Review: The Baby (The Wadsworth Family Collective)


The Baby, now playing in Toronto, is “hilarious, self-aware, and irreverent.”

I faced a dilemma when it came to reviewing The Baby playing at the The Storefront Theatre. Do I watch the original film or give writer and director Dan Spurgeon’s adaptation of Abe Polsky’s script virgin eyes? I decided to eschew the film, as this is the second production of Spurgeon’s adaptation, and I have no doubt it won’t be the last.

What do you get when you put a secretive social worker in the house of an oddball family that keeps a grown man diapered-up and crib-ridden? You get a hilarious, self-aware, and irreverent show with no boundaries, and thankfully so. While one would expect the Wadsworths and their “baby” to keep things weird, the seemingly sweet and good-hearted social worker Ann Gentry also has some secrets hidden behind her kind demeanour.
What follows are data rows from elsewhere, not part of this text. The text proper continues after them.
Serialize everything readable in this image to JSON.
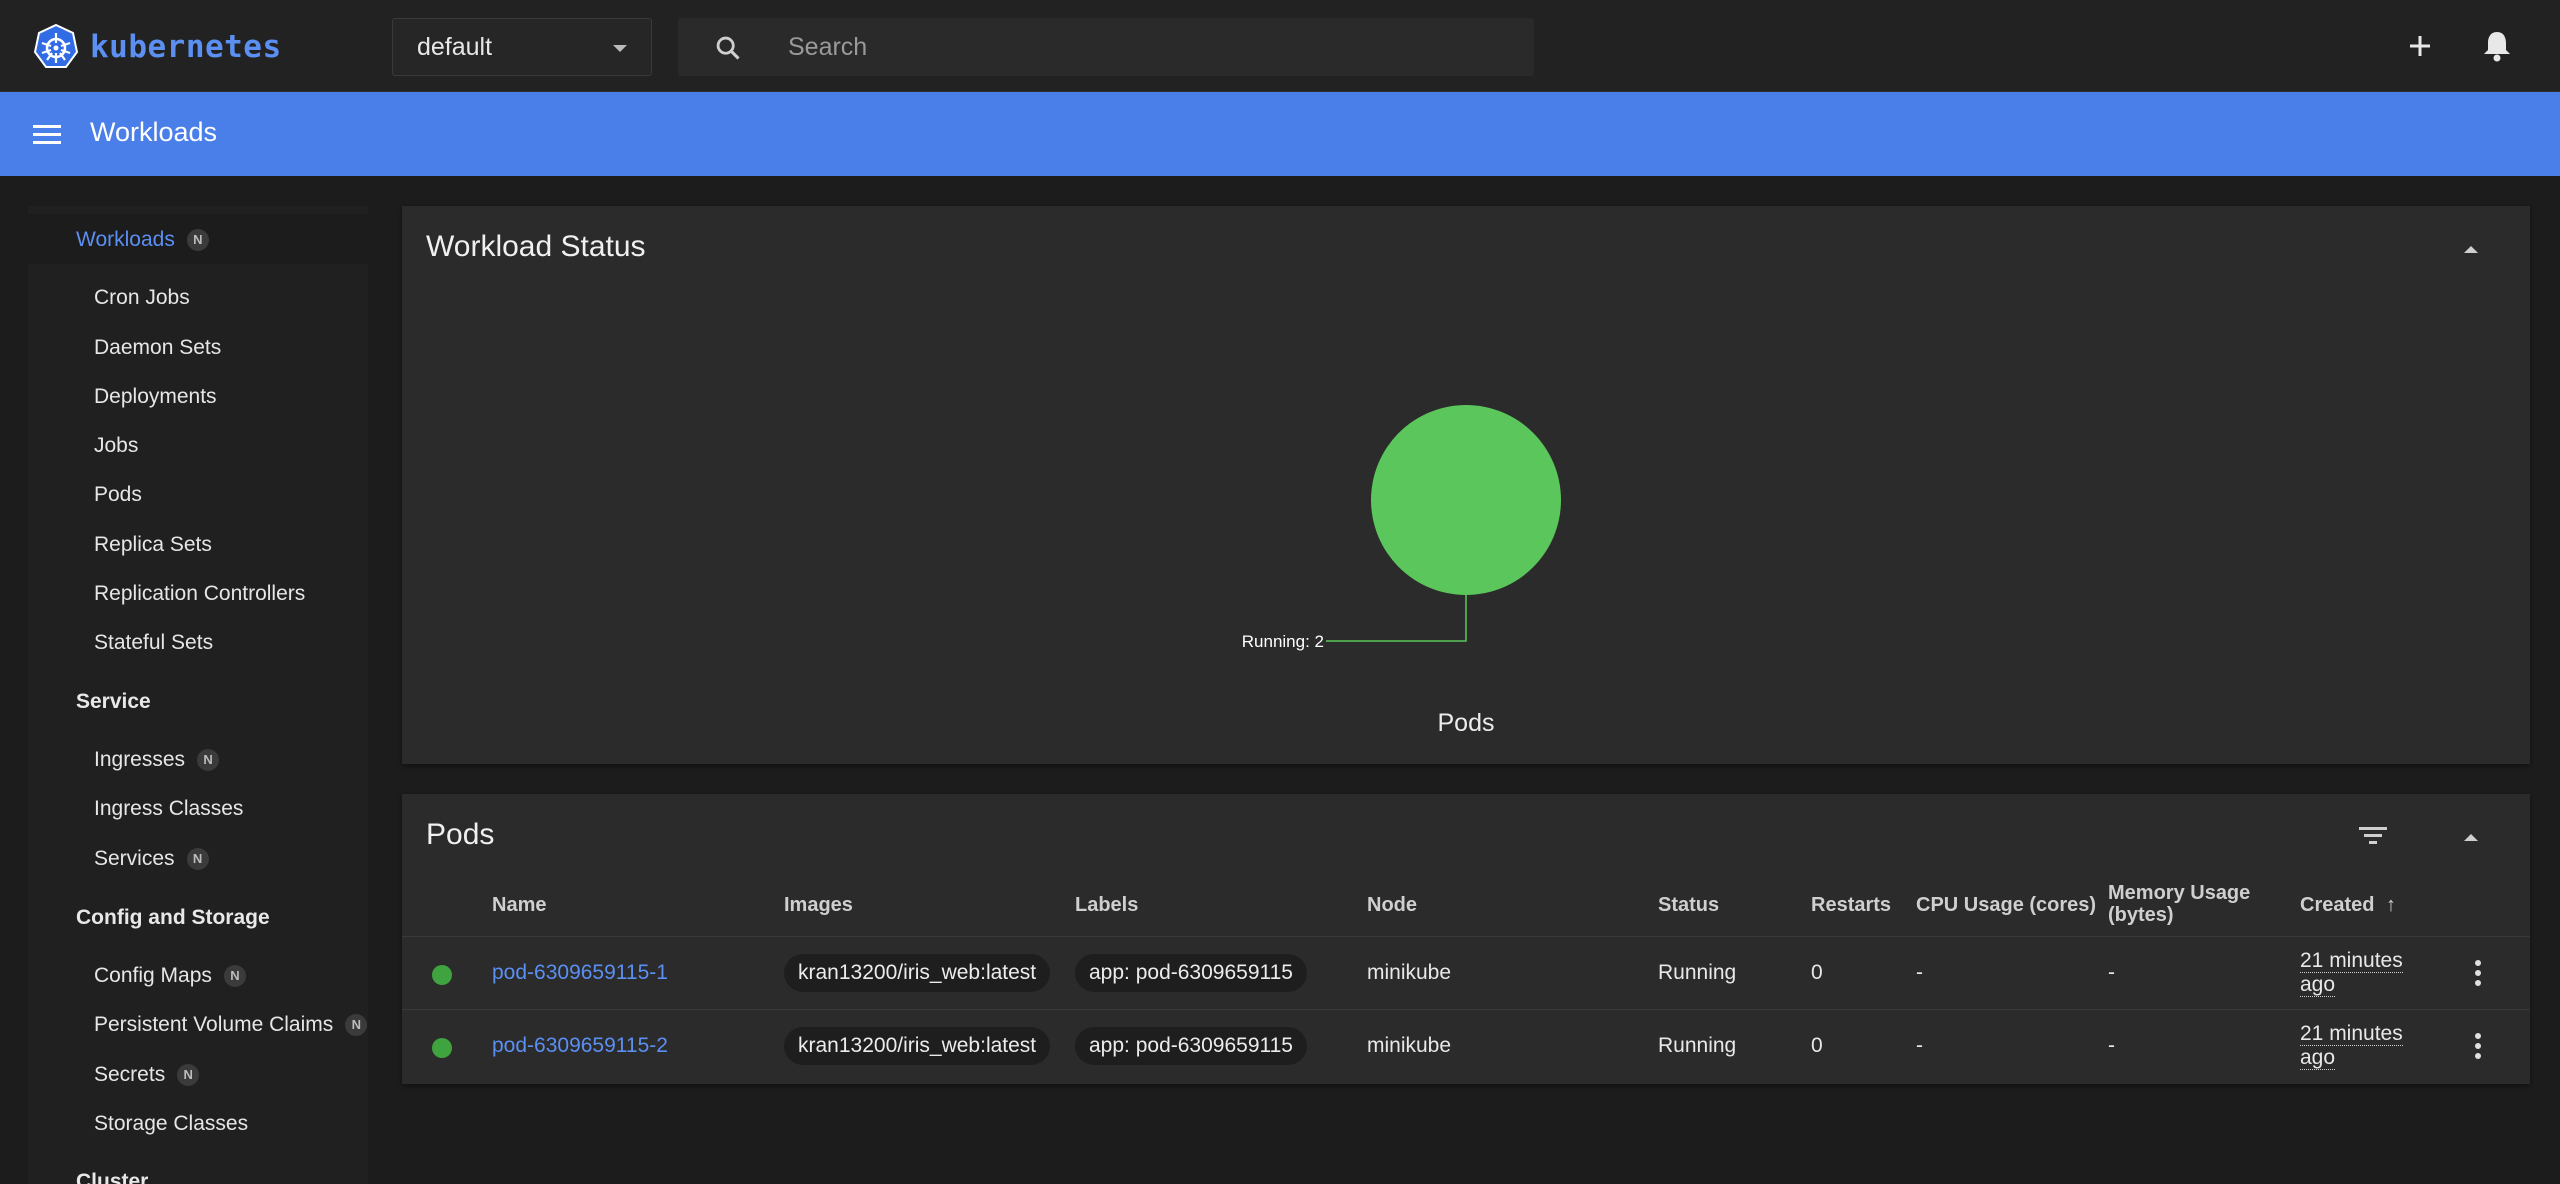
{
  "brand": {
    "name": "kubernetes",
    "color": "#5b8ff2"
  },
  "namespace": {
    "selected": "default"
  },
  "search": {
    "placeholder": "Search"
  },
  "titlebar": {
    "title": "Workloads",
    "color": "#4a7ee8"
  },
  "sidebar": {
    "sections": [
      {
        "title": "Workloads",
        "badge": "N",
        "active": true,
        "items": [
          {
            "label": "Cron Jobs"
          },
          {
            "label": "Daemon Sets"
          },
          {
            "label": "Deployments"
          },
          {
            "label": "Jobs"
          },
          {
            "label": "Pods"
          },
          {
            "label": "Replica Sets"
          },
          {
            "label": "Replication Controllers"
          },
          {
            "label": "Stateful Sets"
          }
        ]
      },
      {
        "title": "Service",
        "items": [
          {
            "label": "Ingresses",
            "badge": "N"
          },
          {
            "label": "Ingress Classes"
          },
          {
            "label": "Services",
            "badge": "N"
          }
        ]
      },
      {
        "title": "Config and Storage",
        "items": [
          {
            "label": "Config Maps",
            "badge": "N"
          },
          {
            "label": "Persistent Volume Claims",
            "badge": "N"
          },
          {
            "label": "Secrets",
            "badge": "N"
          },
          {
            "label": "Storage Classes"
          }
        ]
      },
      {
        "title": "Cluster",
        "items": []
      }
    ]
  },
  "workload_status": {
    "title": "Workload Status",
    "chart_data": {
      "type": "pie",
      "title": "Pods",
      "slices": [
        {
          "label": "Running",
          "value": 2,
          "color": "#5bc65b"
        }
      ],
      "annotation": "Running: 2"
    }
  },
  "pods": {
    "title": "Pods",
    "columns": [
      "Name",
      "Images",
      "Labels",
      "Node",
      "Status",
      "Restarts",
      "CPU Usage (cores)",
      "Memory Usage (bytes)",
      "Created"
    ],
    "memory_col": [
      "Memory Usage",
      "(bytes)"
    ],
    "sort_indicator": "↑",
    "rows": [
      {
        "name": "pod-6309659115-1",
        "image": "kran13200/iris_web:latest",
        "label": "app: pod-6309659115",
        "node": "minikube",
        "status": "Running",
        "restarts": "0",
        "cpu": "-",
        "memory": "-",
        "created": [
          "21 minutes",
          "ago"
        ],
        "status_color": "#3fa33f"
      },
      {
        "name": "pod-6309659115-2",
        "image": "kran13200/iris_web:latest",
        "label": "app: pod-6309659115",
        "node": "minikube",
        "status": "Running",
        "restarts": "0",
        "cpu": "-",
        "memory": "-",
        "created": [
          "21 minutes",
          "ago"
        ],
        "status_color": "#3fa33f"
      }
    ]
  }
}
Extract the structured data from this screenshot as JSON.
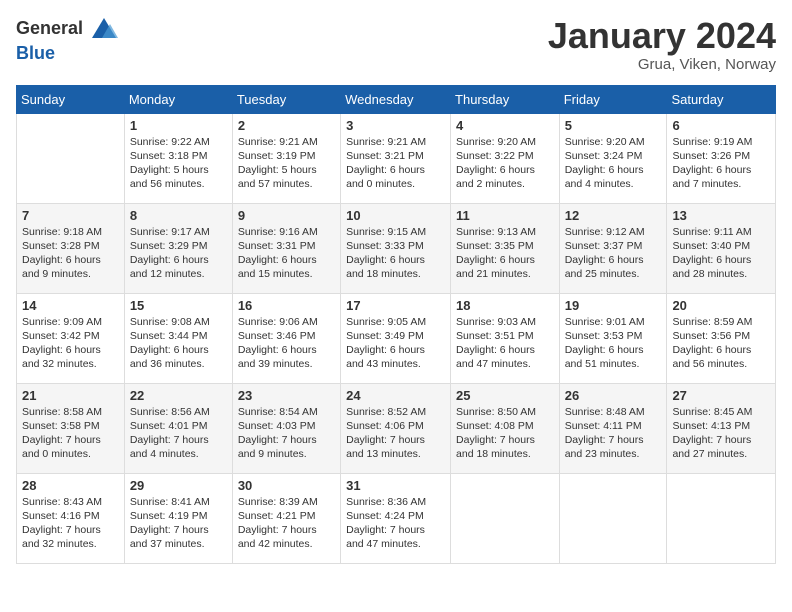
{
  "header": {
    "logo": {
      "general": "General",
      "blue": "Blue"
    },
    "title": "January 2024",
    "location": "Grua, Viken, Norway"
  },
  "calendar": {
    "days": [
      "Sunday",
      "Monday",
      "Tuesday",
      "Wednesday",
      "Thursday",
      "Friday",
      "Saturday"
    ],
    "rows": [
      [
        null,
        {
          "day": "1",
          "sunrise": "9:22 AM",
          "sunset": "3:18 PM",
          "daylight": "5 hours and 56 minutes."
        },
        {
          "day": "2",
          "sunrise": "9:21 AM",
          "sunset": "3:19 PM",
          "daylight": "5 hours and 57 minutes."
        },
        {
          "day": "3",
          "sunrise": "9:21 AM",
          "sunset": "3:21 PM",
          "daylight": "6 hours and 0 minutes."
        },
        {
          "day": "4",
          "sunrise": "9:20 AM",
          "sunset": "3:22 PM",
          "daylight": "6 hours and 2 minutes."
        },
        {
          "day": "5",
          "sunrise": "9:20 AM",
          "sunset": "3:24 PM",
          "daylight": "6 hours and 4 minutes."
        },
        {
          "day": "6",
          "sunrise": "9:19 AM",
          "sunset": "3:26 PM",
          "daylight": "6 hours and 7 minutes."
        }
      ],
      [
        {
          "day": "7",
          "sunrise": "9:18 AM",
          "sunset": "3:28 PM",
          "daylight": "6 hours and 9 minutes."
        },
        {
          "day": "8",
          "sunrise": "9:17 AM",
          "sunset": "3:29 PM",
          "daylight": "6 hours and 12 minutes."
        },
        {
          "day": "9",
          "sunrise": "9:16 AM",
          "sunset": "3:31 PM",
          "daylight": "6 hours and 15 minutes."
        },
        {
          "day": "10",
          "sunrise": "9:15 AM",
          "sunset": "3:33 PM",
          "daylight": "6 hours and 18 minutes."
        },
        {
          "day": "11",
          "sunrise": "9:13 AM",
          "sunset": "3:35 PM",
          "daylight": "6 hours and 21 minutes."
        },
        {
          "day": "12",
          "sunrise": "9:12 AM",
          "sunset": "3:37 PM",
          "daylight": "6 hours and 25 minutes."
        },
        {
          "day": "13",
          "sunrise": "9:11 AM",
          "sunset": "3:40 PM",
          "daylight": "6 hours and 28 minutes."
        }
      ],
      [
        {
          "day": "14",
          "sunrise": "9:09 AM",
          "sunset": "3:42 PM",
          "daylight": "6 hours and 32 minutes."
        },
        {
          "day": "15",
          "sunrise": "9:08 AM",
          "sunset": "3:44 PM",
          "daylight": "6 hours and 36 minutes."
        },
        {
          "day": "16",
          "sunrise": "9:06 AM",
          "sunset": "3:46 PM",
          "daylight": "6 hours and 39 minutes."
        },
        {
          "day": "17",
          "sunrise": "9:05 AM",
          "sunset": "3:49 PM",
          "daylight": "6 hours and 43 minutes."
        },
        {
          "day": "18",
          "sunrise": "9:03 AM",
          "sunset": "3:51 PM",
          "daylight": "6 hours and 47 minutes."
        },
        {
          "day": "19",
          "sunrise": "9:01 AM",
          "sunset": "3:53 PM",
          "daylight": "6 hours and 51 minutes."
        },
        {
          "day": "20",
          "sunrise": "8:59 AM",
          "sunset": "3:56 PM",
          "daylight": "6 hours and 56 minutes."
        }
      ],
      [
        {
          "day": "21",
          "sunrise": "8:58 AM",
          "sunset": "3:58 PM",
          "daylight": "7 hours and 0 minutes."
        },
        {
          "day": "22",
          "sunrise": "8:56 AM",
          "sunset": "4:01 PM",
          "daylight": "7 hours and 4 minutes."
        },
        {
          "day": "23",
          "sunrise": "8:54 AM",
          "sunset": "4:03 PM",
          "daylight": "7 hours and 9 minutes."
        },
        {
          "day": "24",
          "sunrise": "8:52 AM",
          "sunset": "4:06 PM",
          "daylight": "7 hours and 13 minutes."
        },
        {
          "day": "25",
          "sunrise": "8:50 AM",
          "sunset": "4:08 PM",
          "daylight": "7 hours and 18 minutes."
        },
        {
          "day": "26",
          "sunrise": "8:48 AM",
          "sunset": "4:11 PM",
          "daylight": "7 hours and 23 minutes."
        },
        {
          "day": "27",
          "sunrise": "8:45 AM",
          "sunset": "4:13 PM",
          "daylight": "7 hours and 27 minutes."
        }
      ],
      [
        {
          "day": "28",
          "sunrise": "8:43 AM",
          "sunset": "4:16 PM",
          "daylight": "7 hours and 32 minutes."
        },
        {
          "day": "29",
          "sunrise": "8:41 AM",
          "sunset": "4:19 PM",
          "daylight": "7 hours and 37 minutes."
        },
        {
          "day": "30",
          "sunrise": "8:39 AM",
          "sunset": "4:21 PM",
          "daylight": "7 hours and 42 minutes."
        },
        {
          "day": "31",
          "sunrise": "8:36 AM",
          "sunset": "4:24 PM",
          "daylight": "7 hours and 47 minutes."
        },
        null,
        null,
        null
      ]
    ]
  }
}
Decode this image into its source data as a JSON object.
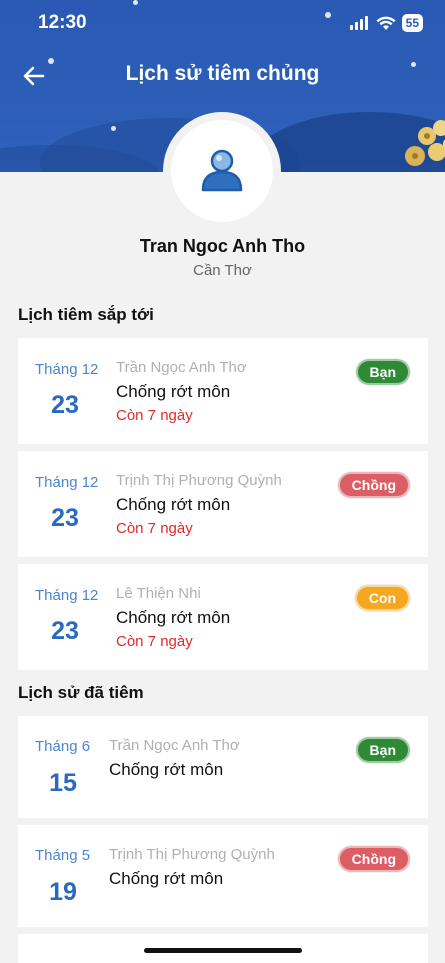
{
  "status_bar": {
    "time": "12:30",
    "battery": "55"
  },
  "header": {
    "title": "Lịch sử tiêm chủng"
  },
  "profile": {
    "name": "Tran Ngoc Anh Tho",
    "city": "Cần Thơ"
  },
  "upcoming": {
    "title": "Lịch tiêm sắp tới",
    "items": [
      {
        "month": "Tháng 12",
        "day": "23",
        "person": "Trần Ngọc Anh Thơ",
        "vaccine": "Chống rớt môn",
        "countdown": "Còn 7 ngày",
        "badge": "Bạn"
      },
      {
        "month": "Tháng 12",
        "day": "23",
        "person": "Trịnh Thị Phương Quỳnh",
        "vaccine": "Chống rớt môn",
        "countdown": "Còn 7 ngày",
        "badge": "Chồng"
      },
      {
        "month": "Tháng 12",
        "day": "23",
        "person": "Lê Thiện Nhi",
        "vaccine": "Chống rớt môn",
        "countdown": "Còn 7 ngày",
        "badge": "Con"
      }
    ]
  },
  "history": {
    "title": "Lịch sử đã tiêm",
    "items": [
      {
        "month": "Tháng 6",
        "day": "15",
        "person": "Trần Ngọc Anh Thơ",
        "vaccine": "Chống rớt môn",
        "badge": "Bạn"
      },
      {
        "month": "Tháng 5",
        "day": "19",
        "person": "Trịnh Thị Phương Quỳnh",
        "vaccine": "Chống rớt môn",
        "badge": "Chồng"
      }
    ]
  },
  "colors": {
    "header_blue": "#2d5fb8",
    "badge_green": "#2f8a35",
    "badge_red": "#db5e64",
    "badge_orange": "#f5a81e",
    "countdown_red": "#e02a2a",
    "date_blue": "#2a69bf"
  },
  "icons": [
    "back-arrow-icon",
    "user-avatar-icon",
    "signal-icon",
    "wifi-icon",
    "battery-icon"
  ]
}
When we first meet Mama, Alba, and Germaine Wadsworth, Ann has been charged with the care of their son and brother, Baby. Baby comes as advertised. He coos, he cries, he wears a diaper and sleeps in a crib. Baby also happens to be in his twenties, a fact that doesn’t faze Ann in the least due to her professionalism.

Then, as the show gets into its meat, things get weirder in awesome ways.

Frank Blocker – reprising his role as Mama Wadsworth from the original Los Angeles production – is nothing less than brilliant. His commitment to every facet of the role shows his experience playing Mama, but also his skill as a performer. When the audience was in stitches from one of Blocker’s lines he kept his focus. At a couple points he ended scenes with a smirk and I couldn’t tell whether this was Blocker laughing along with us, or Mama’s conniving nature showing through. Either way, it worked and showed him to be a confident and adept performer.

Alicia Richardson as the devious Alba and Claire Burns as the bouncy (but not blameless) Germaine compliment Blocker’s Mama and each other well. Richardson is unrelenting and unrepentant as the punishment guru for Baby, and Burns, while appearing to be an archetypal bountiful blonde, had more going on beneath her golden locks. I knew that whenever either was on stage, something welcome and untoward was about to happen, with amusing results.

There’s something about Ann Gentry that just isn’t right, but the way Jeanie Calleja plays this complex character is right on. Calleja transitions from caring to borderline cuckoo with an ease that points to her experience in comedy. Her timing in knowing when to hold a line or wistful gaze into the beyond is one of the big assets of this show.

I’m not sure where Jeff Dingle goes to become Baby, but whatever realm he inhabits while playing the literal man-child must be a place filled with memories of his diaper years. Dingle plays Baby with such authenticity one could safely assume he suffers from the same disorder as his character. If Blocker is the brain of the show and Calleja is its muscle, Dingle is the heart, beating constantly so everything can work around and with him to make things run smooth.

Candi Zell also deserves a big shout out for her small, but comedic and vital part as Judith. Every time Zell showed up I knew I was about to laugh.

The scene transitions were also done very well. While the lights were down and sets were being moved and traded, the actors never broke character and I felt this added to the overall feeling and light heartedness of the performance.

At one point there also appeared to be a tech issue with respect to music playing over dialogue. I can’t say for certain if this was an actual issue or if it was an intended part of the show, but either way, Blocker handled it with what appeared to be a quick ad lib and things carried on.

While not for all audiences due to some mature content, The Baby is for those seeking something fun and cheeky. It’s a show that doesn’t take itself, nor some of its more lurid subject matter too seriously, and this is why it wins. It laughs at itself as we in the audience laugh along with it.


  • The Baby is playing until November 1st, 2015 at The Storefront Theatre (955 Bloor Street West)
  • Shows run Tuesday to Saturday at 8pm and Sundays at 2pm
  • Ticket are $25, and are available online, or through the box office at (416) 531-1117
  • Notes: Mature Themes, Nudity, Drug References

Photo of Frank Blocker, Jeff Dingle, Jeanie Calleja, and Claire Burns by John Gundy